• [What the task requires]:
Wherever the string "some" shows up in the records below, return that line.

(Collected data)
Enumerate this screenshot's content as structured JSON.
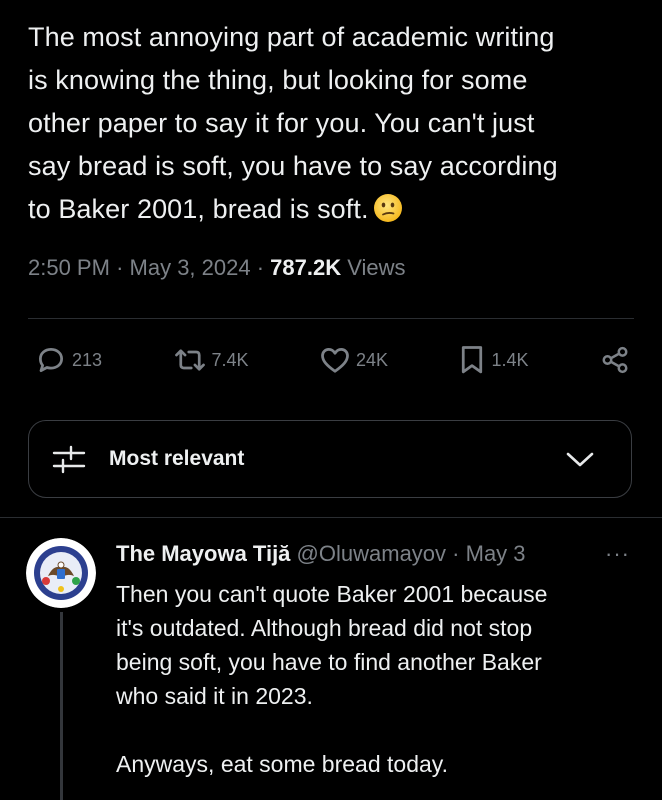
{
  "tweet": {
    "text_lines": [
      "The most annoying part of academic writing",
      "is knowing the thing, but looking for some",
      "other paper to say it for you. You can't just",
      "say bread is soft, you have to say according",
      "to Baker 2001, bread is soft."
    ],
    "emoji": "confused-face-emoji",
    "time": "2:50 PM",
    "date": "May 3, 2024",
    "separator": "·",
    "views_count": "787.2K",
    "views_label": "Views"
  },
  "actions": {
    "replies": "213",
    "reposts": "7.4K",
    "likes": "24K",
    "bookmarks": "1.4K"
  },
  "sort": {
    "label": "Most relevant"
  },
  "reply": {
    "display_name": "The Mayowa Tijă",
    "handle": "@Oluwamayov",
    "date": "May 3",
    "more": "···",
    "body_lines": [
      "Then you can't quote Baker 2001 because",
      "it's outdated. Although bread did not stop",
      "being soft, you have to find another Baker",
      "who said it in 2023."
    ],
    "closing_line": "Anyways, eat some bread today."
  },
  "colors": {
    "background": "#000000",
    "text": "#eef0f1",
    "muted": "#7d8288",
    "divider": "#2a2d31"
  }
}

• [Response box]:
      "is knowing the thing, but looking for some",
    "closing_line": "Anyways, eat some bread today."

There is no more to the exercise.